Source information section start

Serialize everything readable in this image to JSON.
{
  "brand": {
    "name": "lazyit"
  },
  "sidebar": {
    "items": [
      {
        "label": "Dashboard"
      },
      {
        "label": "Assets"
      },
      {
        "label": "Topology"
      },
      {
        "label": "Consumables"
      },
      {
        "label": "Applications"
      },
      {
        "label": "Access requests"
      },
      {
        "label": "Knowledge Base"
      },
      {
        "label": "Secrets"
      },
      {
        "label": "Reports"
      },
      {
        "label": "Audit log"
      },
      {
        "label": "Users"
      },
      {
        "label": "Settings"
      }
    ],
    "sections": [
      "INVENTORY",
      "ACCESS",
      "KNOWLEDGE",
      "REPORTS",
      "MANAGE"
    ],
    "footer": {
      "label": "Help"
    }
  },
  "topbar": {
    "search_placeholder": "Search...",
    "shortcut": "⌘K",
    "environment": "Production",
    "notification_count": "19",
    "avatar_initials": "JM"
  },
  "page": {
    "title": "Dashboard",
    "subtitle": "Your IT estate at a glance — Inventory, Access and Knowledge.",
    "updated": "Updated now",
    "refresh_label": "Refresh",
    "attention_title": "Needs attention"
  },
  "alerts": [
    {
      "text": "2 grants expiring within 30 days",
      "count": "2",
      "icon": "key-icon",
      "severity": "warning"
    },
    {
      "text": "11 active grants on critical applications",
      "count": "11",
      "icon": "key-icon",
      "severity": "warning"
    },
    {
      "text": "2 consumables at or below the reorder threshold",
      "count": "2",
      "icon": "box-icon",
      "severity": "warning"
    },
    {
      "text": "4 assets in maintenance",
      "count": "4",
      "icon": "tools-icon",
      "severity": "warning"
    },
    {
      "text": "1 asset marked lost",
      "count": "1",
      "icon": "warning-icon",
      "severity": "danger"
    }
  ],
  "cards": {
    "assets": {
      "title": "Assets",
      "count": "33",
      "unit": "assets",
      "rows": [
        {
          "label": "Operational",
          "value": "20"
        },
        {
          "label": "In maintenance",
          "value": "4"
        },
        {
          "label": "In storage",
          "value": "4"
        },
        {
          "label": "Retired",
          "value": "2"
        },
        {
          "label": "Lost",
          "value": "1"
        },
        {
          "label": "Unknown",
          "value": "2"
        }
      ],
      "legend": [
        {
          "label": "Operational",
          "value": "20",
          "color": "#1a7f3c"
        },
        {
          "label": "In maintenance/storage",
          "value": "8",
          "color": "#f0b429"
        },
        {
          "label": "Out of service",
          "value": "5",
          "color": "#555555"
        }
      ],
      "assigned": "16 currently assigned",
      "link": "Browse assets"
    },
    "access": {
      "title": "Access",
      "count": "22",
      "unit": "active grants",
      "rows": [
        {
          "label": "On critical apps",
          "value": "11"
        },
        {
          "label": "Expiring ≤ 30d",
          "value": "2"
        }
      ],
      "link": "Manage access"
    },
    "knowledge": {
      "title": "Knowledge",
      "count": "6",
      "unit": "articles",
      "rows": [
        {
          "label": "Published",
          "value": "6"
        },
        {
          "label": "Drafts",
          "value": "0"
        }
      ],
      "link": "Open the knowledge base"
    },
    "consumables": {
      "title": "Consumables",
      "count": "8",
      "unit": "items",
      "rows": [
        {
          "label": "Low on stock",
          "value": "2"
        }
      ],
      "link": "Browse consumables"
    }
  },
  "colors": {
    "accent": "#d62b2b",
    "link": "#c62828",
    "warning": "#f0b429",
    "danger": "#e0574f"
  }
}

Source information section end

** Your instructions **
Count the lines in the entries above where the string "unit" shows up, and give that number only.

** Task result **
4